Abdur Chowdhury is a man who isn’t trying to change the world. He is trying to change the technology to allow the world to change itself. That may sound like a tall order but he’s already doing it. His resume reads like a CS major’s fantasy career path: chief architect at AOL and co-founder of Summize a search engine with the ability to crawl through listings identifying hot reviews and popular products found on blogs, YouTube, etc., and provide summaries and ratings.  In 2008, Summize merged with a small start-up, Twitter. Chowdhury became the new company’s Chief Scientist building the Search, Analytics and User Discover teams.

In a short time, as short as a tweet, Twitter transformed the social media landscape from the most intimate to the international. But what makes this Mason alumnus a technology leader goes beyond his CS education and business skills. It’s more like an action plan. Chowdhury says, “I see the world as it could be, and I believe you should study technology to make the world a better place.”

Chowdhury earned his BS and MS degrees at Mason and his PhD from the Illinois Institute of Technology. He chose Mason for reasons familiar to many students. Mason ofered a solid CS program in a great location also close to home, and for Chowdhury, close to his girlfriend, who is now his wife. He enjoyed his studies and research and after completing his PhD taught for a while at Georgetown University. However, for him, academia was missing the connection of how technology afects real people’s lives. He feels that education gives you theory and tools to investigate problems but misses out on the practical applications of technology to solve real world issues. Few academics actually build anything. He uses the Internet as an example explaining that the Internet is more than applications, “The Internet is about people.”

Chowdhury’s manner is measured and easy going. He’s not into selfpromotion. He wants his work and his accomplishments to speak for themselves. But there is a crackle of energy just below the surface and it sparks when he talks about his time at Twitter. He explains that the idea for Summize was based on a research idea that took of – the need to improve information retrieval and review. When the companies merged, Summize had five employees and Twitter had fifteen. The new company built so much momentum so fast some weeks they were realizing 100% growth. “Twitter was a place where everything you thought about was challenged. I loved the idea of thoughts flowing into real-time.” He describes how the power of the new platform changed how we communicate. “The 2009 Hudson River plane crash was reported first on Twitter before the news media even knew. Something small became something transformative.”

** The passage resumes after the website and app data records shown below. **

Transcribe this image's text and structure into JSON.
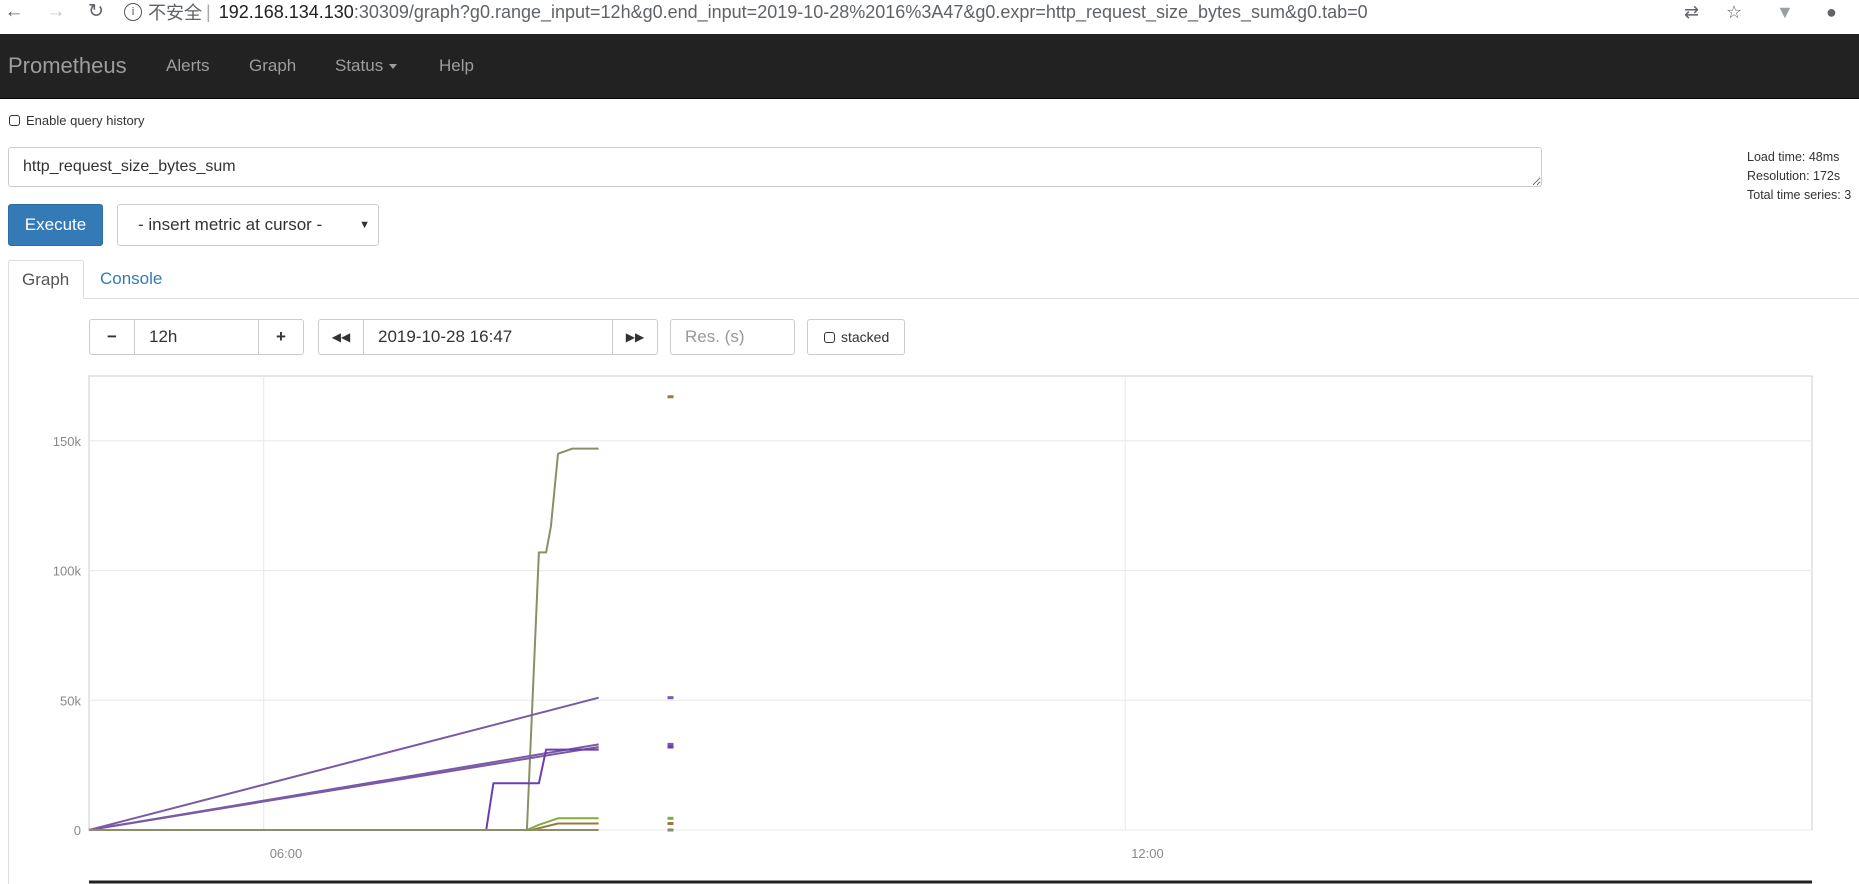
{
  "browser": {
    "back_icon": "arrow-left-icon",
    "forward_icon": "arrow-right-icon",
    "reload_icon": "reload-icon",
    "security_label": "不安全",
    "url_host": "192.168.134.130",
    "url_rest": ":30309/graph?g0.range_input=12h&g0.end_input=2019-10-28%2016%3A47&g0.expr=http_request_size_bytes_sum&g0.tab=0"
  },
  "navbar": {
    "brand": "Prometheus",
    "items": [
      {
        "label": "Alerts"
      },
      {
        "label": "Graph"
      },
      {
        "label": "Status"
      },
      {
        "label": "Help"
      }
    ]
  },
  "query": {
    "history_label": "Enable query history",
    "expression": "http_request_size_bytes_sum",
    "execute_label": "Execute",
    "insert_metric_label": "- insert metric at cursor -"
  },
  "stats": {
    "load_time": "Load time: 48ms",
    "resolution": "Resolution: 172s",
    "total_series": "Total time series: 3"
  },
  "tabs": [
    {
      "label": "Graph",
      "active": true
    },
    {
      "label": "Console",
      "active": false
    }
  ],
  "graph_controls": {
    "minus_label": "−",
    "range_value": "12h",
    "plus_label": "+",
    "back_label": "◀◀",
    "end_time": "2019-10-28 16:47",
    "forward_label": "▶▶",
    "resolution_placeholder": "Res. (s)",
    "stacked_label": "stacked"
  },
  "chart_data": {
    "type": "line",
    "x_type": "time",
    "x_range": [
      "04:47",
      "16:47"
    ],
    "x_ticks": [
      "06:00",
      "12:00"
    ],
    "y_ticks": [
      "0",
      "50k",
      "100k",
      "150k"
    ],
    "ylim": [
      0,
      175000
    ],
    "grid": true,
    "colors": {
      "olive": "#8a8f66",
      "violet": "#7a5aa6",
      "purple": "#6a3db3",
      "green": "#7fae3f",
      "brown": "#9a7a3a"
    },
    "series": [
      {
        "color": "olive",
        "points": [
          [
            "04:47",
            0
          ],
          [
            "07:35",
            0
          ],
          [
            "07:50",
            0
          ],
          [
            "07:55",
            107000
          ],
          [
            "07:58",
            107000
          ],
          [
            "08:00",
            117000
          ],
          [
            "08:03",
            145000
          ],
          [
            "08:06",
            146000
          ],
          [
            "08:09",
            147000
          ],
          [
            "08:20",
            147000
          ]
        ]
      },
      {
        "color": "violet",
        "points": [
          [
            "04:47",
            0
          ],
          [
            "08:20",
            51000
          ]
        ]
      },
      {
        "color": "violet",
        "points": [
          [
            "04:47",
            0
          ],
          [
            "08:20",
            33000
          ]
        ]
      },
      {
        "color": "violet",
        "points": [
          [
            "04:47",
            0
          ],
          [
            "08:20",
            32000
          ]
        ]
      },
      {
        "color": "purple",
        "points": [
          [
            "04:47",
            0
          ],
          [
            "07:33",
            0
          ],
          [
            "07:36",
            18000
          ],
          [
            "07:55",
            18000
          ],
          [
            "07:58",
            31000
          ],
          [
            "08:20",
            31000
          ]
        ]
      },
      {
        "color": "green",
        "points": [
          [
            "04:47",
            0
          ],
          [
            "07:50",
            0
          ],
          [
            "07:55",
            2000
          ],
          [
            "08:03",
            4500
          ],
          [
            "08:20",
            4500
          ]
        ]
      },
      {
        "color": "brown",
        "points": [
          [
            "04:47",
            0
          ],
          [
            "07:52",
            0
          ],
          [
            "08:03",
            2500
          ],
          [
            "08:20",
            2500
          ]
        ]
      },
      {
        "color": "olive",
        "points": [
          [
            "04:47",
            0
          ],
          [
            "08:20",
            0
          ]
        ]
      }
    ],
    "tail_markers": [
      {
        "x": "08:50",
        "y": 167000,
        "color": "brown"
      },
      {
        "x": "08:50",
        "y": 51000,
        "color": "violet"
      },
      {
        "x": "08:50",
        "y": 33000,
        "color": "violet"
      },
      {
        "x": "08:50",
        "y": 32000,
        "color": "purple"
      },
      {
        "x": "08:50",
        "y": 4500,
        "color": "green"
      },
      {
        "x": "08:50",
        "y": 2500,
        "color": "brown"
      },
      {
        "x": "08:50",
        "y": 0,
        "color": "olive"
      }
    ]
  }
}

The idea of using technology for transformation flows through him like a beacon. He predicts that as more and more people connect to the Internet, and we’re talking billions not millions, that the exchange of thoughts and ideaswill bring people together. “Humans are already a huge sensory network spread around the world. We are human cyborgs sharing instant information through content, photos, and sounds.” And while that sounds like a sci-fi plot, Chowdhury sees cell phone technology as the way it will happen. “There are seven billion people on the planet and five billion of them have cell phones. Smart phone costs will continue to fall allowing people in developing parts of the world to connect to the Internet.” He sees this as a merging of technology and people to build a new awareness.

Chowdhury’s transformation message is steeped in his interest in technology but he has applied it to other causes. In 2010, he helped to found Alta Vista an independent elementary school (K-8) that is experienced based. “We use the concept of STEAM – science, technology, engineering, arts, and math.” He started the school because he saw a need for his own child saying, “The schools in San Francisco were not that good but we love living here and wanted to stay. So we started the school and it has been growing ever since.” Chowdhury also speaks to students at the other end of their studies, the newly minted CS majors. He urges them to think beyond their first jobs and to look at how they can apply their knowledge to something they love their entire career to do something powerful.

As for his next big technology product, the tech press is full of rumors of a stealth start-up called Pushd. Chowdhury laughs a bit matter-of -factly and says, “I could tell you all about it but it’s most likely going to change.” We’ll have to wait and see. Hold on to your phone, most likely the news will come in the form of a tweet – or will it?